There are a total of 31,543 voters from the Bahai community on the electoral rolls.
The document obtained by Dawn makes no mention of Jewish voters in Pakistan, though in 2013 there were 809 Jewish voters in the country — 427 women and 382 men.
While the district-wise data of non-Muslim voters is yet to be prepared, according to official statistics related to 2013 elections, Umerkot and Tharparkar districts in Sindh had as high percentage as 49pc and 46pc of total voters, respectively. In Umerkot, there were a total of 386,924 voters of whom 189,501 belonged to religious minorities. In Tharparkar, out of a total of 473,189 voters, 219,342 were non-Muslim.
In Mirpurkhas, the total number of voters was 590,035 and among them 192,357 (33pc) were non-Muslim. In Tando Allahyar, 74,954 non-Muslims constituted 26pc of total 288,460 voters.
In Tando Mohammad Khan, 39,847 non-Muslims accounted for 17pc of total 231,522 voters. In Matiari, 81,589 non-Muslims constituted 13pc of total 302,265 voters. In Karachi’s South district, total number of voters was 1,070,321 and among them 81,589 (8pc) were non-Muslim. In Ghotki and Hyderabad, 41,031 and 62,243 non-Muslims accounted for 7pc of total 571,636 and 928,236 voters, respectively.
In Chiniot and Lahore districts of Punjab, 35,335 and 247,827 non-Muslims constituted 6pc of total 604,991 and 4,424,314 voters, respectively.

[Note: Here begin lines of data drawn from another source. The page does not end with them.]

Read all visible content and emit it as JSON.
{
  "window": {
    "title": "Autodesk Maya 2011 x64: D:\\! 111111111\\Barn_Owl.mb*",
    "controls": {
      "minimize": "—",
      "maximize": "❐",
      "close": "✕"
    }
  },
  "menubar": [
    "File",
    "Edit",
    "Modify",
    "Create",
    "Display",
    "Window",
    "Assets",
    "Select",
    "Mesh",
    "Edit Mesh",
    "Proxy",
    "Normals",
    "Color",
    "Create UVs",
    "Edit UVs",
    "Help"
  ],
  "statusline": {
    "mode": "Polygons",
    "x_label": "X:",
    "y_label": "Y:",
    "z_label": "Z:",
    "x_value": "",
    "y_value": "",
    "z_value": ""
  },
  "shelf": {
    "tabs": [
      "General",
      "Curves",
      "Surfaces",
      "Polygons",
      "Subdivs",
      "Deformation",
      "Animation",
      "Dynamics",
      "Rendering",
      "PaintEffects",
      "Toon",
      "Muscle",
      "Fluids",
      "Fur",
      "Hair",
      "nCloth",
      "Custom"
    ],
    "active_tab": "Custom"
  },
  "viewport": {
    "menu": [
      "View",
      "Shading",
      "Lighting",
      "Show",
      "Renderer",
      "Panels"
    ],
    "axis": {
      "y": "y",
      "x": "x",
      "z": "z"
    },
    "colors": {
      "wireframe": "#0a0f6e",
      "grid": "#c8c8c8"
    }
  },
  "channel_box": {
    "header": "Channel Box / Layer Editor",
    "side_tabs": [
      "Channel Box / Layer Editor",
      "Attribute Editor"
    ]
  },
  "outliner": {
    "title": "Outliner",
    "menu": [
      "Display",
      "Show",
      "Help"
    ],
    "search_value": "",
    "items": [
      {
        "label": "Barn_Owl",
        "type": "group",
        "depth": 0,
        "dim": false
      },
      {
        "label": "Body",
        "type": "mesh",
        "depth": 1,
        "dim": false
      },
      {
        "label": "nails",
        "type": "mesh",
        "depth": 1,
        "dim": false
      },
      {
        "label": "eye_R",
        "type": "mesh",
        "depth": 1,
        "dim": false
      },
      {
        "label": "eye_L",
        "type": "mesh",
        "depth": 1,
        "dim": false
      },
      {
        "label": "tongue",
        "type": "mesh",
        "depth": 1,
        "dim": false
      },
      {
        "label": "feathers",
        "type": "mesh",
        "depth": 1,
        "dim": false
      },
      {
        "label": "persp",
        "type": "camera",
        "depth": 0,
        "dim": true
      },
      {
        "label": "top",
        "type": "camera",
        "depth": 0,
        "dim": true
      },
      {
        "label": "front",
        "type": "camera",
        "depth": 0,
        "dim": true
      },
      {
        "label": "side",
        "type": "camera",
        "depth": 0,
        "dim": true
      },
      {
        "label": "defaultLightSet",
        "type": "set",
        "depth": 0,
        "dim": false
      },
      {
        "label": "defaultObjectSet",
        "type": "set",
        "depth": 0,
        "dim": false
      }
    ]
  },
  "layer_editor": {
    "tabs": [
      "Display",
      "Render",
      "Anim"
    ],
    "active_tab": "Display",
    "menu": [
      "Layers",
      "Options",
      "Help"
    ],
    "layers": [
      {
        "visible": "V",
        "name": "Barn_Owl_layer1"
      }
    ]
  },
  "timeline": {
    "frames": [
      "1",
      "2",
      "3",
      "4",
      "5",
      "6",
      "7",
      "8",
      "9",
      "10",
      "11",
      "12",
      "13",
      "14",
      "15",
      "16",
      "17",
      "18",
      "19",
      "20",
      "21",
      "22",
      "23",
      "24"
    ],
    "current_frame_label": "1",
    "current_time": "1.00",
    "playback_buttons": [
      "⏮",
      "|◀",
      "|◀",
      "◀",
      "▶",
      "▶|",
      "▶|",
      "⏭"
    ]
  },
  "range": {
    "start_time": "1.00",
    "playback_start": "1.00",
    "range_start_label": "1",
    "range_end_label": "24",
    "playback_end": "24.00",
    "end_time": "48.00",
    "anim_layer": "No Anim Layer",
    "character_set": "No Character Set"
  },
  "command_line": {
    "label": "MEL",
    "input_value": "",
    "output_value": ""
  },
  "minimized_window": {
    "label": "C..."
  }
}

In Jamshoro and Kashmore districts of Sindh, 18,912 and 17,495 non-Muslims were 5pc of total 373,097 and 355,904 voters, respectively.
Published in Dawn, May 28th, 2018